%%

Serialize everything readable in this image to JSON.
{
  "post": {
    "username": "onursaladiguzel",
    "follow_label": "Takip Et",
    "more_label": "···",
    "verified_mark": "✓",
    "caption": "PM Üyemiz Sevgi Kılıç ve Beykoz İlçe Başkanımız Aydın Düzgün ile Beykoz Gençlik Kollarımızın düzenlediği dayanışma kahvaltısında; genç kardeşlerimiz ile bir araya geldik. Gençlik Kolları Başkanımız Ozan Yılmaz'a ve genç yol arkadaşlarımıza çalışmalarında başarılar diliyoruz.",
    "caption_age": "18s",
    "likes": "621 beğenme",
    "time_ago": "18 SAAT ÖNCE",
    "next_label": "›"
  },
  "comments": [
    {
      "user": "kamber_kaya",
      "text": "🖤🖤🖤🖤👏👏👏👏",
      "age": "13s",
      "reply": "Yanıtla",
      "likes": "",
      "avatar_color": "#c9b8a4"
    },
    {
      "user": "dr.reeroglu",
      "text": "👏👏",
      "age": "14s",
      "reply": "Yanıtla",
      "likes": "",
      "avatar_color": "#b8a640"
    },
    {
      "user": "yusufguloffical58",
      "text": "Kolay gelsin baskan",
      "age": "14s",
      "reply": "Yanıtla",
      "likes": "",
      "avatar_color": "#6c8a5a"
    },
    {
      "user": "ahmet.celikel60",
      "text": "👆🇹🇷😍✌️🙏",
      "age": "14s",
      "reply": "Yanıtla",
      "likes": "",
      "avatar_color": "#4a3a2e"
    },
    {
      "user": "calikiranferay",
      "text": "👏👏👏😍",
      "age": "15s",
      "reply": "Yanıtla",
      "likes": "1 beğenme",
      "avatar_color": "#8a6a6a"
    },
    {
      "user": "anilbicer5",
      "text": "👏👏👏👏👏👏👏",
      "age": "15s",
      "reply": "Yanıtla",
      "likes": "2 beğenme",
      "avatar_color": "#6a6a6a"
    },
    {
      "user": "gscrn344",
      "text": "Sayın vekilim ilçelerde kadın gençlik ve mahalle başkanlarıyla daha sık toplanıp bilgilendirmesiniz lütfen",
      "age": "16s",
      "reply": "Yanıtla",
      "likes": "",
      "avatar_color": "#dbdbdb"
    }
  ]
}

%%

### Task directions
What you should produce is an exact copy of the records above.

### Answer to this problem
Serialize everything readable in this image to JSON.
{
  "post": {
    "username": "onursaladiguzel",
    "follow_label": "Takip Et",
    "more_label": "···",
    "verified_mark": "✓",
    "caption": "PM Üyemiz Sevgi Kılıç ve Beykoz İlçe Başkanımız Aydın Düzgün ile Beykoz Gençlik Kollarımızın düzenlediği dayanışma kahvaltısında; genç kardeşlerimiz ile bir araya geldik. Gençlik Kolları Başkanımız Ozan Yılmaz'a ve genç yol arkadaşlarımıza çalışmalarında başarılar diliyoruz.",
    "caption_age": "18s",
    "likes": "621 beğenme",
    "time_ago": "18 SAAT ÖNCE",
    "next_label": "›"
  },
  "comments": [
    {
      "user": "kamber_kaya",
      "text": "🖤🖤🖤🖤👏👏👏👏",
      "age": "13s",
      "reply": "Yanıtla",
      "likes": "",
      "avatar_color": "#c9b8a4"
    },
    {
      "user": "dr.reeroglu",
      "text": "👏👏",
      "age": "14s",
      "reply": "Yanıtla",
      "likes": "",
      "avatar_color": "#b8a640"
    },
    {
      "user": "yusufguloffical58",
      "text": "Kolay gelsin baskan",
      "age": "14s",
      "reply": "Yanıtla",
      "likes": "",
      "avatar_color": "#6c8a5a"
    },
    {
      "user": "ahmet.celikel60",
      "text": "👆🇹🇷😍✌️🙏",
      "age": "14s",
      "reply": "Yanıtla",
      "likes": "",
      "avatar_color": "#4a3a2e"
    },
    {
      "user": "calikiranferay",
      "text": "👏👏👏😍",
      "age": "15s",
      "reply": "Yanıtla",
      "likes": "1 beğenme",
      "avatar_color": "#8a6a6a"
    },
    {
      "user": "anilbicer5",
      "text": "👏👏👏👏👏👏👏",
      "age": "15s",
      "reply": "Yanıtla",
      "likes": "2 beğenme",
      "avatar_color": "#6a6a6a"
    },
    {
      "user": "gscrn344",
      "text": "Sayın vekilim ilçelerde kadın gençlik ve mahalle başkanlarıyla daha sık toplanıp bilgilendirmesiniz lütfen",
      "age": "16s",
      "reply": "Yanıtla",
      "likes": "",
      "avatar_color": "#dbdbdb"
    }
  ]
}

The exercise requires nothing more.